Case in point. James Davis, of Stevenson, AL, buried his wife in his front yard. He says it was her request just prior to her 2009 death. I submit that doesn't matter.
The city immediately decided they needed to tamp down on this obscene use of private property and avoid setting a precedent. Why, without action everybody might decide they don't have to buy a burial plot or pay for a cremation, and just do it themselves! On their own land! We couldn't possibly have that. So they sued to have the body moved, a suit which they won, but which is being held up during an appeal.
Now, whatever your feelings about the propriety or "weirdness" of burying your wife in your front yard, there are only two sides to the argument of whether or not he should be able to. Either it's his land and he should be able to do what he wants on it, or it's the government's land and he is merely being allowed to use it.
I think you guess which side I take. I think it's creepy to bury your wife in your front yard. I think you should have every right to do it. I think it's creepy to put a whole through your earlobe that is larger than your fist. I think you should have every right to do that, too. There are a lot of things I think are weird, or creepy, or uncouth.

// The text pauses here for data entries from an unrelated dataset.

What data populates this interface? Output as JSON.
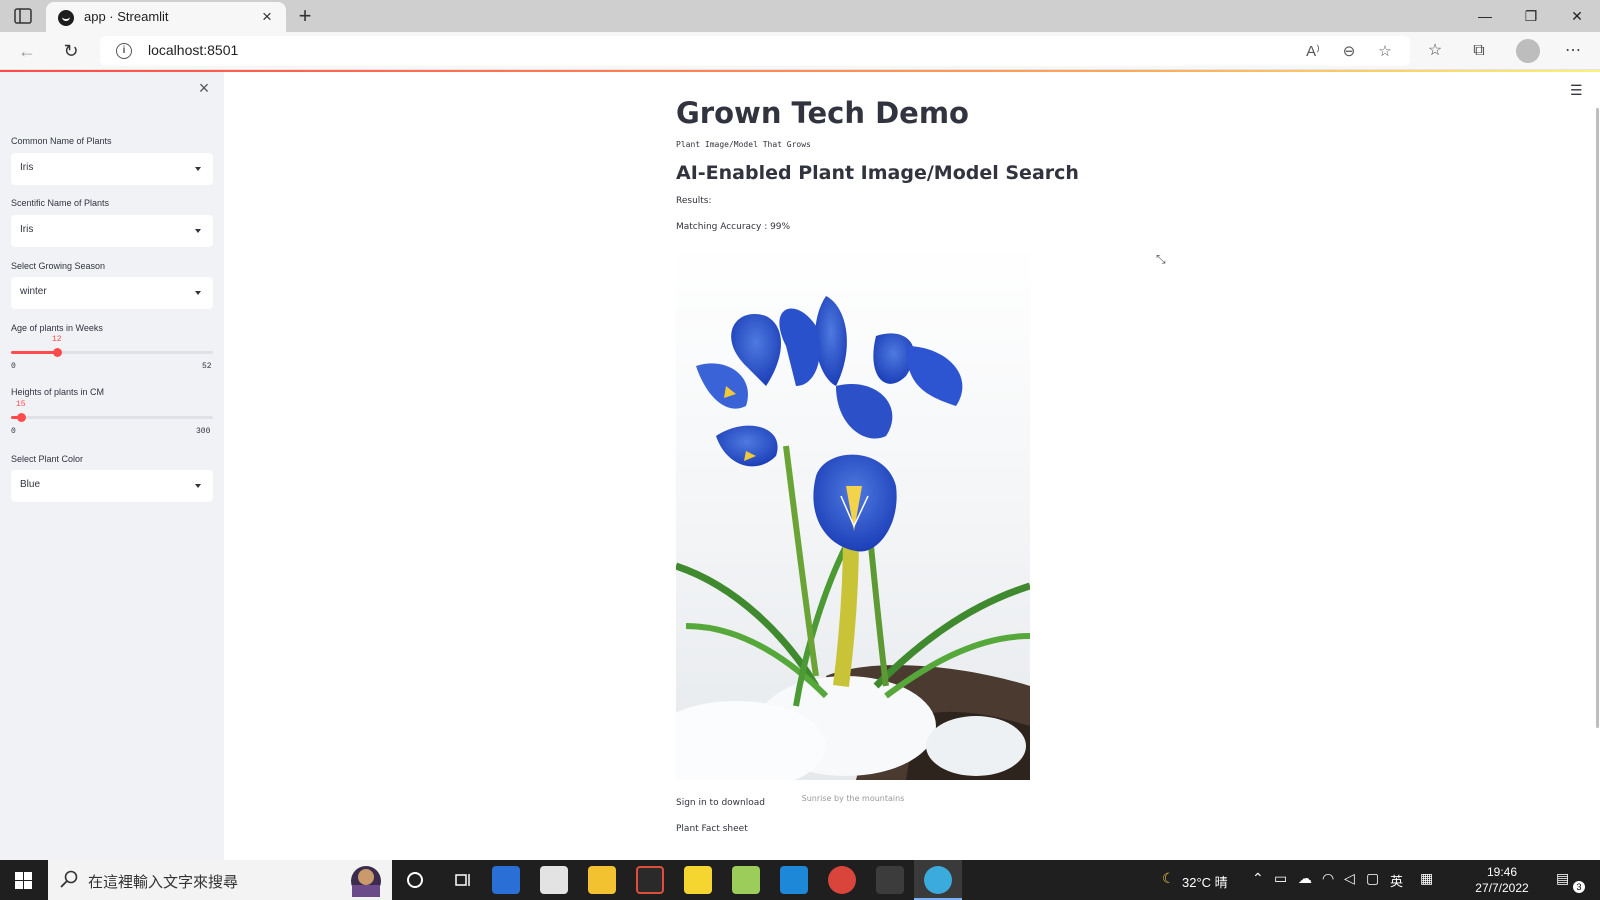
{
  "browser": {
    "tab_title": "app · Streamlit",
    "url": "localhost:8501"
  },
  "sidebar": {
    "common_name": {
      "label": "Common Name of Plants",
      "value": "Iris"
    },
    "scientific_name": {
      "label": "Scentific Name of Plants",
      "value": "Iris"
    },
    "season": {
      "label": "Select Growing Season",
      "value": "winter"
    },
    "age": {
      "label": "Age of plants in Weeks",
      "value": "12",
      "min": "0",
      "max": "52",
      "fraction": 0.23
    },
    "height": {
      "label": "Heights of plants in CM",
      "value": "15",
      "min": "0",
      "max": "300",
      "fraction": 0.05
    },
    "color": {
      "label": "Select Plant Color",
      "value": "Blue"
    }
  },
  "main": {
    "title": "Grown Tech Demo",
    "subtitle": "Plant Image/Model That Grows",
    "heading": "AI-Enabled Plant Image/Model Search",
    "results_label": "Results:",
    "accuracy": "Matching Accuracy : 99%",
    "image_caption": "Sunrise by the mountains",
    "sign_in": "Sign in to download",
    "fact_sheet": "Plant Fact sheet"
  },
  "taskbar": {
    "search_placeholder": "在這裡輸入文字來搜尋",
    "weather": "32°C 晴",
    "ime": "英",
    "time": "19:46",
    "date": "27/7/2022",
    "notifications": "3"
  },
  "colors": {
    "accent": "#ff4b4b",
    "sidebar_bg": "#f0f2f6",
    "text": "#31333f"
  }
}
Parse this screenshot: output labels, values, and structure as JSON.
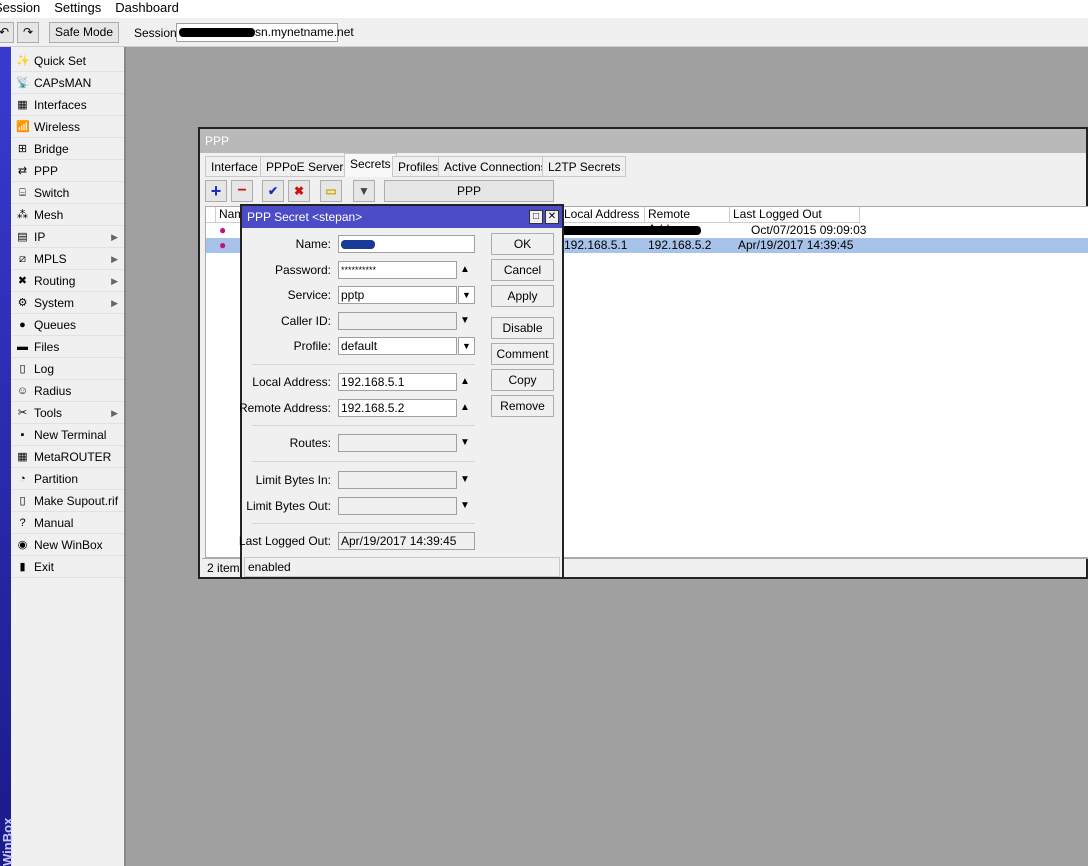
{
  "menubar": {
    "items": [
      "Session",
      "Settings",
      "Dashboard"
    ]
  },
  "toolbar": {
    "undo": "↶",
    "redo": "↷",
    "safe_mode": "Safe Mode",
    "session_label": "Session:",
    "session_value": "sn.mynetname.net"
  },
  "sidebar": {
    "brand": "WinBox",
    "items": [
      {
        "label": "Quick Set",
        "icon": "✨",
        "sub": false
      },
      {
        "label": "CAPsMAN",
        "icon": "📡",
        "sub": false
      },
      {
        "label": "Interfaces",
        "icon": "▦",
        "sub": false
      },
      {
        "label": "Wireless",
        "icon": "📶",
        "sub": false
      },
      {
        "label": "Bridge",
        "icon": "⊞",
        "sub": false
      },
      {
        "label": "PPP",
        "icon": "⇄",
        "sub": false
      },
      {
        "label": "Switch",
        "icon": "⌸",
        "sub": false
      },
      {
        "label": "Mesh",
        "icon": "⁂",
        "sub": false
      },
      {
        "label": "IP",
        "icon": "▤",
        "sub": true
      },
      {
        "label": "MPLS",
        "icon": "⧄",
        "sub": true
      },
      {
        "label": "Routing",
        "icon": "✖",
        "sub": true
      },
      {
        "label": "System",
        "icon": "⚙",
        "sub": true
      },
      {
        "label": "Queues",
        "icon": "●",
        "sub": false
      },
      {
        "label": "Files",
        "icon": "▬",
        "sub": false
      },
      {
        "label": "Log",
        "icon": "▯",
        "sub": false
      },
      {
        "label": "Radius",
        "icon": "☺",
        "sub": false
      },
      {
        "label": "Tools",
        "icon": "✂",
        "sub": true
      },
      {
        "label": "New Terminal",
        "icon": "▪",
        "sub": false
      },
      {
        "label": "MetaROUTER",
        "icon": "▦",
        "sub": false
      },
      {
        "label": "Partition",
        "icon": "◔",
        "sub": false
      },
      {
        "label": "Make Supout.rif",
        "icon": "▯",
        "sub": false
      },
      {
        "label": "Manual",
        "icon": "?",
        "sub": false
      },
      {
        "label": "New WinBox",
        "icon": "◉",
        "sub": false
      },
      {
        "label": "Exit",
        "icon": "▮",
        "sub": false
      }
    ]
  },
  "ppp": {
    "title": "PPP",
    "tabs": [
      {
        "label": "Interface"
      },
      {
        "label": "PPPoE Servers"
      },
      {
        "label": "Secrets",
        "active": true
      },
      {
        "label": "Profiles"
      },
      {
        "label": "Active Connections"
      },
      {
        "label": "L2TP Secrets"
      }
    ],
    "toolbar": {
      "add": "+",
      "remove": "−",
      "enable": "✔",
      "disable": "✖",
      "comment": "▭",
      "filter": "▼",
      "auth": "PPP Authentication&Accounting"
    },
    "columns": [
      "Name",
      "Local Address",
      "Remote Address",
      "Last Logged Out"
    ],
    "rows": [
      {
        "local": "",
        "remote": "",
        "last": "Oct/07/2015 09:09:03",
        "selected": false
      },
      {
        "local": "192.168.5.1",
        "remote": "192.168.5.2",
        "last": "Apr/19/2017 14:39:45",
        "selected": true
      }
    ],
    "status": "2 items"
  },
  "dialog": {
    "title": "PPP Secret <stepan>",
    "fields": {
      "name": "Name:",
      "password": "Password:",
      "password_value": "**********",
      "service": "Service:",
      "service_value": "pptp",
      "caller_id": "Caller ID:",
      "profile": "Profile:",
      "profile_value": "default",
      "local": "Local Address:",
      "local_value": "192.168.5.1",
      "remote": "Remote Address:",
      "remote_value": "192.168.5.2",
      "routes": "Routes:",
      "limit_in": "Limit Bytes In:",
      "limit_out": "Limit Bytes Out:",
      "last": "Last Logged Out:",
      "last_value": "Apr/19/2017 14:39:45"
    },
    "buttons": {
      "ok": "OK",
      "cancel": "Cancel",
      "apply": "Apply",
      "disable": "Disable",
      "comment": "Comment",
      "copy": "Copy",
      "remove": "Remove"
    },
    "status": "enabled"
  },
  "colors": {
    "dialog_title": "#4c4cc8",
    "selection": "#a7c3e9",
    "workspace": "#a0a0a0"
  }
}
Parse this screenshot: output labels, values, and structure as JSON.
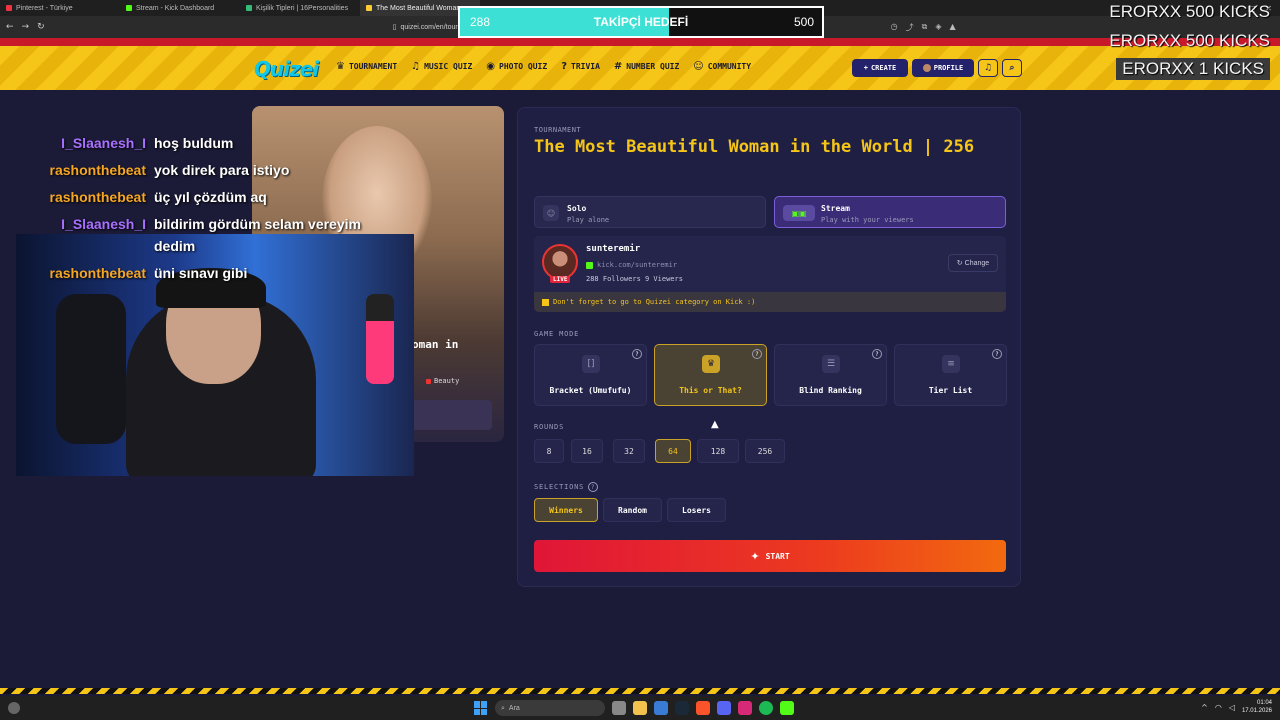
{
  "browser": {
    "tabs": [
      {
        "label": "Pinterest - Türkiye",
        "active": false
      },
      {
        "label": "Stream - Kick Dashboard",
        "active": false
      },
      {
        "label": "Kişilik Tipleri | 16Personalities",
        "active": false
      },
      {
        "label": "The Most Beautiful Woman",
        "active": true
      }
    ],
    "url": "quizei.com/en/tournam"
  },
  "header": {
    "logo": "Quizei",
    "nav": [
      {
        "icon": "trophy-icon",
        "label": "TOURNAMENT"
      },
      {
        "icon": "music-icon",
        "label": "MUSIC QUIZ"
      },
      {
        "icon": "camera-icon",
        "label": "PHOTO QUIZ"
      },
      {
        "icon": "question-icon",
        "label": "TRIVIA"
      },
      {
        "icon": "hash-icon",
        "label": "NUMBER QUIZ"
      },
      {
        "icon": "users-icon",
        "label": "COMMUNITY"
      }
    ],
    "create_label": "CREATE",
    "profile_label": "PROFILE"
  },
  "overlay": {
    "goal_current": "288",
    "goal_title": "TAKİPÇİ HEDEFİ",
    "goal_max": "500",
    "goal_progress": 0.576,
    "kick_alerts": [
      "ERORXX  500 KICKS",
      "ERORXX  500 KICKS",
      "ERORXX  1 KICKS"
    ]
  },
  "background_card": {
    "title_fragment": "oman in",
    "tag": "Beauty"
  },
  "chat": [
    {
      "user": "I_Slaanesh_I",
      "color": "#a970ff",
      "message": "hoş buldum"
    },
    {
      "user": "rashonthebeat",
      "color": "#f5a623",
      "message": "yok direk para istiyo"
    },
    {
      "user": "rashonthebeat",
      "color": "#f5a623",
      "message": "üç yıl çözdüm aq"
    },
    {
      "user": "I_Slaanesh_I",
      "color": "#a970ff",
      "message": "bildirim gördüm selam vereyim dedim"
    },
    {
      "user": "rashonthebeat",
      "color": "#f5a623",
      "message": "üni sınavı gibi"
    }
  ],
  "tournament": {
    "eyebrow": "TOURNAMENT",
    "title": "The Most Beautiful Woman in the World | 256",
    "modes": [
      {
        "name": "Solo",
        "sub": "Play alone",
        "selected": false
      },
      {
        "name": "Stream",
        "sub": "Play with your viewers",
        "selected": true
      }
    ],
    "streamer": {
      "name": "sunteremir",
      "live_badge": "LIVE",
      "url": "kick.com/sunteremir",
      "stats": "288 Followers 9 Viewers",
      "change_label": "Change",
      "notice": "Don't forget to go to Quizei category on Kick :)"
    },
    "game_mode_label": "GAME MODE",
    "game_modes": [
      {
        "name": "Bracket (Umufufu)",
        "icon": "bracket-icon",
        "selected": false
      },
      {
        "name": "This or That?",
        "icon": "crown-icon",
        "selected": true
      },
      {
        "name": "Blind Ranking",
        "icon": "list-icon",
        "selected": false
      },
      {
        "name": "Tier List",
        "icon": "layers-icon",
        "selected": false
      }
    ],
    "rounds_label": "ROUNDS",
    "rounds": [
      {
        "value": "8",
        "selected": false
      },
      {
        "value": "16",
        "selected": false
      },
      {
        "value": "32",
        "selected": false
      },
      {
        "value": "64",
        "selected": true
      },
      {
        "value": "128",
        "selected": false
      },
      {
        "value": "256",
        "selected": false
      }
    ],
    "selections_label": "SELECTIONS",
    "selections": [
      {
        "label": "Winners",
        "selected": true
      },
      {
        "label": "Random",
        "selected": false
      },
      {
        "label": "Losers",
        "selected": false
      }
    ],
    "start_label": "START"
  },
  "taskbar": {
    "search_placeholder": "Ara",
    "time": "01:04",
    "date": "17.01.2026"
  }
}
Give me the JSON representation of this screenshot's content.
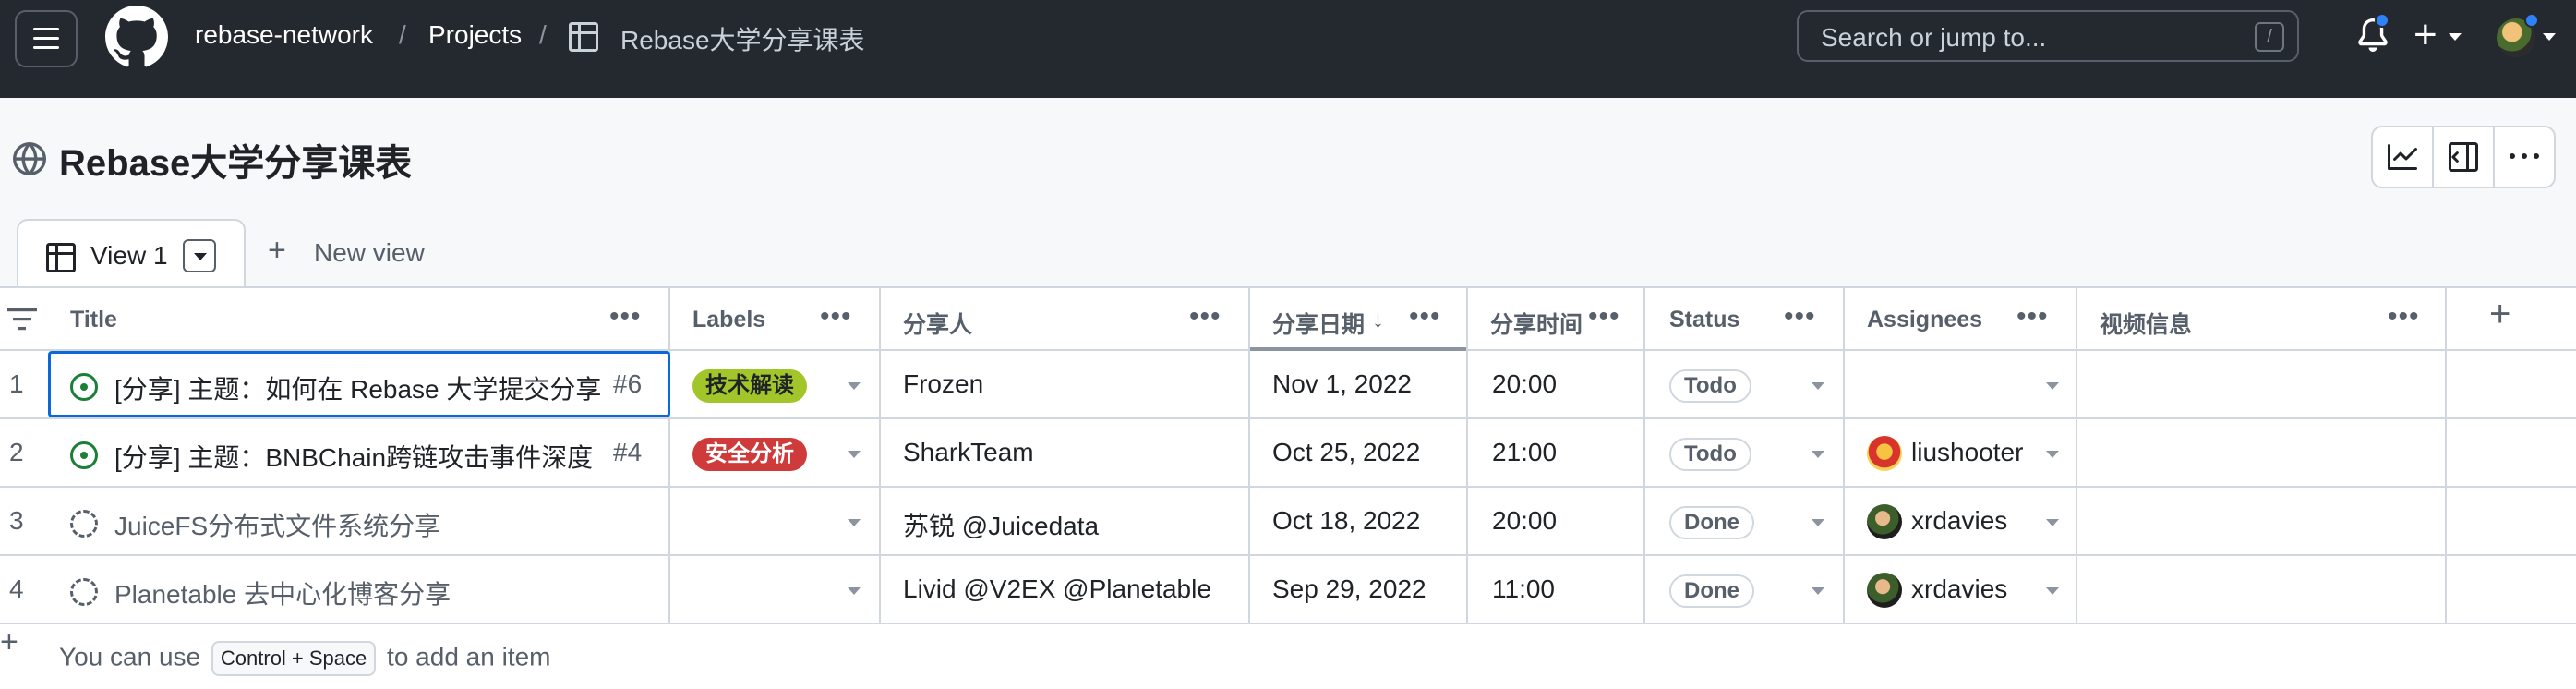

That doesn't mean I believe the government should have the right to stop you.
And, in case you think I'm exaggerating about the two positions being about who actually owns the land, take a look at this quote from the article, and see if you can spot the unspoken premise (emphasis mine, to assist):
City Attorney Parke Edmiston reminded critics that Davis lives in downtown Stevenson, not out in the country.
"We're not in the 1800s any longer," he told the AP. "We're not talking about a homestead, we're not talking about someone who is out in the country on 40 acres of land."
Yes. Because when it is, or whether you live on a farm should have any bearing on your private property rights.